Descent History: The first descents on the Santo Domingo were large-scale expeditions and well documented. They were organized by Cully Erdman, a pioneer of many Chiapas river runs (and who now runs Slickrock Adventures in Belize). They first explored some of the lower parts in 1983 for TV before there were any roads in the area. In 1993 they went back for ESPN on a project titled "Rivers of the Maya" (on DVD but difficult to find) determined to run everything else upstream, from the upper down through all the canyons. It took them some time but they managed to do most of it, of course portaging as needed, with bolts and anchors where necessary. They stopped at canyon #8 because of time constraints and a large storm that came in.
In more recent years the Santo Domingo has found its way into other kayak videos, notably Hotel Charley 4, where they hucked all of the big stuff in #5. "Santo Grial" means "Holy Grail" and comes from Jesse Coombs' description of that expedition.
Less publicized attempts to run the canyons have also been made. Rumor has it that around 2004 a pair of German kayakers ran most or all of #7, an impressive feat. Shortly afterwards two French kayakers died trying to copy them.
Flow Notes: There is a "Lacantún" streamflow gage way downstream, linked to below; I have not verified its accuracy. The volume in the lower canyons is a fractional part (10-15%?). In 2011, 15,000 cfs gave about 800 cfs in 5-A and almost 2000 cfs in 5-B. Below I also have historical data from INEGI, the first near San Pedro Yutniotic, the second above the confluence with the Jataté. The flatter sections can be run, and the canyon sections admired, up to quite high flows. Be extra careful in canyon #7 at higher flows when straightforward portage routes start to disappear.
Shuttle Notes: Between the first two highway bridges, canyons #5/6/7 are to the south and the highway is on river-left. The first bridge, the PI for 5-A, is signed "Santa Elena" and is at km 381.0. The #5 lookout is 2 km up the road, and the trail down is 150 m back down the road. To reach the 5-B TO at Parque Ecológico Sacch'en, turn at the sign in Pacayal/Nuevo San Juan Chamula at km 372.8 and drive in 4.5km to a clearing.
#6/7 access is on a dirt loop off the highway. To reach San Pedro Yutniotic, turn at km 370.3 and drive 12 km on a good dirt road. At the village entrance you can drive down 1.3 km to the 1st bridge, or continue up the main road 0.5 km and take a right onto a poorer road and follow it 1.9 km down to the 2nd "frontera" bridge. To reach the #6 TO at the "camino San Pedro" bridge, continue on the dirt road 6.0 km past San Pedro Yutniotic (high-clearance required and 4wd recommended). Continuing past the bridge 0.3 km takes you to the Río Plan Azul road--turn left here and go 4.2 km on a better dirt road to reach Nuevo Matzám (alternate #7 PI). Following the road another 6.0 km will take you back out to the highway at km 357.5 (east of the 2nd highway bridge). The better #7 PI is on river-left and from the highway, finding the dirt road leading southeast out of Nuevo Huixtan and following it 4.6 km.

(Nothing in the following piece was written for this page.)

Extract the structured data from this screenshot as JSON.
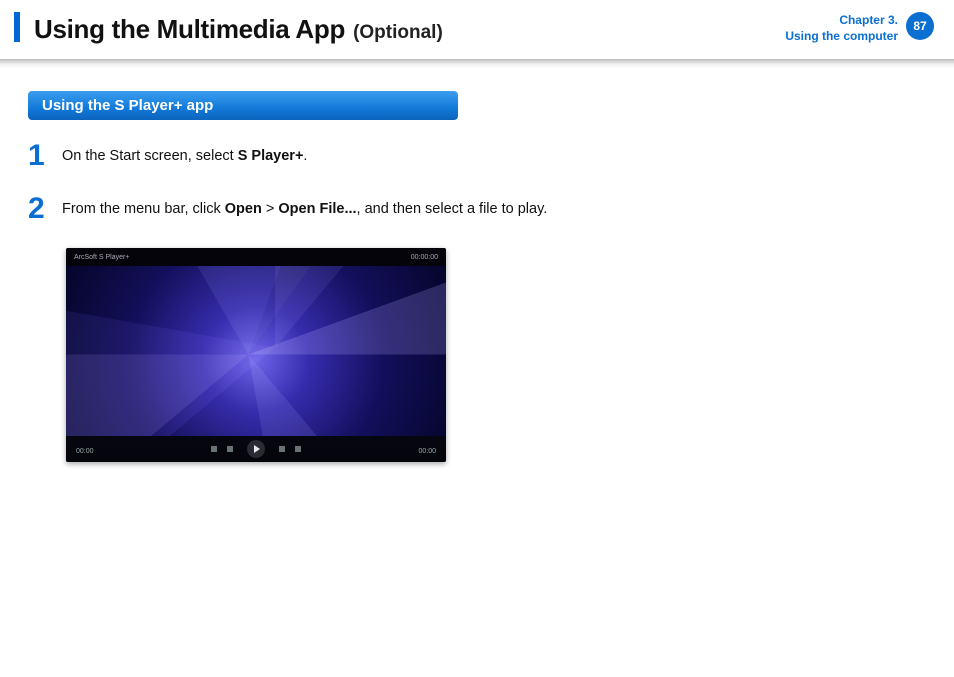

For #8 access, turn at km 359.9 and drive 12 km on a good road via Nuevo Jerusalen to Las Nubes. To get to the beach below #8, turn left on the road north out of Las Nubes, go 3.5 km on a high-clearance road, and find a right turn onto a jeep track leading 2 km down to the river. There is also river-right access to Las Nubes via the Causas Verdes hammock bridge, turning at km 351.4, but there is little advantage to driving in on that side.
The turn to Loma Bonita is at km 348.4; it's 6.5 km from there to the river, and 3.5 km further to Amatitlán and its sister town La Democracia across the bridge.
For those without a car, know that public transportation to any of the villages off the main highway is quite irregular.
Accommodations: There are basic hotels at several of the small towns along the highway (e.g., at Pacayal/Nuevo San Juan Chamula), and near the river at Parque Ecológico Sacch'en below #5 (camping only), Causas Verdes resort in Las Nubes situated right at the head of #8, and at La Democracia across the river from Amatitlán.
Nearby Tourist Attractions: the exquisite Lagunas de Montebello that are on the way in from Comitán.